● RECORDED DATA
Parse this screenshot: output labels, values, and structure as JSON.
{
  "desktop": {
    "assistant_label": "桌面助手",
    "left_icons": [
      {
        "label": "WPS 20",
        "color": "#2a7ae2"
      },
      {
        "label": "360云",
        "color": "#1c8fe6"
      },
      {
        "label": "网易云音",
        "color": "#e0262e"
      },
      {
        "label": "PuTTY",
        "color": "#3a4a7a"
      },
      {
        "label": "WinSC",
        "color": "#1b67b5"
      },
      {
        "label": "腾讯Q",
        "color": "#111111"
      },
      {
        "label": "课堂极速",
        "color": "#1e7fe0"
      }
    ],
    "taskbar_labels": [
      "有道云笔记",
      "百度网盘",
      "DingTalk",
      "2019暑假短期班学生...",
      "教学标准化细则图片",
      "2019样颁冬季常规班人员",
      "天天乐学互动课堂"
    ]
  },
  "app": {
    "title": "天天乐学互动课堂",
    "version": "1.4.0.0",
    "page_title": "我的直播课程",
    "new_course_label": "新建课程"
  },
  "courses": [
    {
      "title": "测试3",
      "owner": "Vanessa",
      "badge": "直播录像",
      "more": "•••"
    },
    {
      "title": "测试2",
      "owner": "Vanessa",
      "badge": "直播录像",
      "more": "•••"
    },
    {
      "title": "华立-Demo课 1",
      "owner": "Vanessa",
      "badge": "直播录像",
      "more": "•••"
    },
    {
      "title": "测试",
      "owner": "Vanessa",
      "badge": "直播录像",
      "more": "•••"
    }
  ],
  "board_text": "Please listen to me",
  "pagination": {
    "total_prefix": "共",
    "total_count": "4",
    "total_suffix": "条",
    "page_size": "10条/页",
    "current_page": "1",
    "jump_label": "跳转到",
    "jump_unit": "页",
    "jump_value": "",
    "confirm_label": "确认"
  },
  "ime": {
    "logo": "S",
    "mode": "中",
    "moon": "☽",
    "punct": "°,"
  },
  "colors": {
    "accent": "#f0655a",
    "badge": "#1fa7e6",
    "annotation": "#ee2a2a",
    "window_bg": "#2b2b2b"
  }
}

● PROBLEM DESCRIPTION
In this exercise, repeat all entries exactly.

● RESULT FOR THIS TASK
Parse this screenshot: output labels, values, and structure as JSON.
{
  "desktop": {
    "assistant_label": "桌面助手",
    "left_icons": [
      {
        "label": "WPS 20",
        "color": "#2a7ae2"
      },
      {
        "label": "360云",
        "color": "#1c8fe6"
      },
      {
        "label": "网易云音",
        "color": "#e0262e"
      },
      {
        "label": "PuTTY",
        "color": "#3a4a7a"
      },
      {
        "label": "WinSC",
        "color": "#1b67b5"
      },
      {
        "label": "腾讯Q",
        "color": "#111111"
      },
      {
        "label": "课堂极速",
        "color": "#1e7fe0"
      }
    ],
    "taskbar_labels": [
      "有道云笔记",
      "百度网盘",
      "DingTalk",
      "2019暑假短期班学生...",
      "教学标准化细则图片",
      "2019样颁冬季常规班人员",
      "天天乐学互动课堂"
    ]
  },
  "app": {
    "title": "天天乐学互动课堂",
    "version": "1.4.0.0",
    "page_title": "我的直播课程",
    "new_course_label": "新建课程"
  },
  "courses": [
    {
      "title": "测试3",
      "owner": "Vanessa",
      "badge": "直播录像",
      "more": "•••"
    },
    {
      "title": "测试2",
      "owner": "Vanessa",
      "badge": "直播录像",
      "more": "•••"
    },
    {
      "title": "华立-Demo课 1",
      "owner": "Vanessa",
      "badge": "直播录像",
      "more": "•••"
    },
    {
      "title": "测试",
      "owner": "Vanessa",
      "badge": "直播录像",
      "more": "•••"
    }
  ],
  "board_text": "Please listen to me",
  "pagination": {
    "total_prefix": "共",
    "total_count": "4",
    "total_suffix": "条",
    "page_size": "10条/页",
    "current_page": "1",
    "jump_label": "跳转到",
    "jump_unit": "页",
    "jump_value": "",
    "confirm_label": "确认"
  },
  "ime": {
    "logo": "S",
    "mode": "中",
    "moon": "☽",
    "punct": "°,"
  },
  "colors": {
    "accent": "#f0655a",
    "badge": "#1fa7e6",
    "annotation": "#ee2a2a",
    "window_bg": "#2b2b2b"
  }
}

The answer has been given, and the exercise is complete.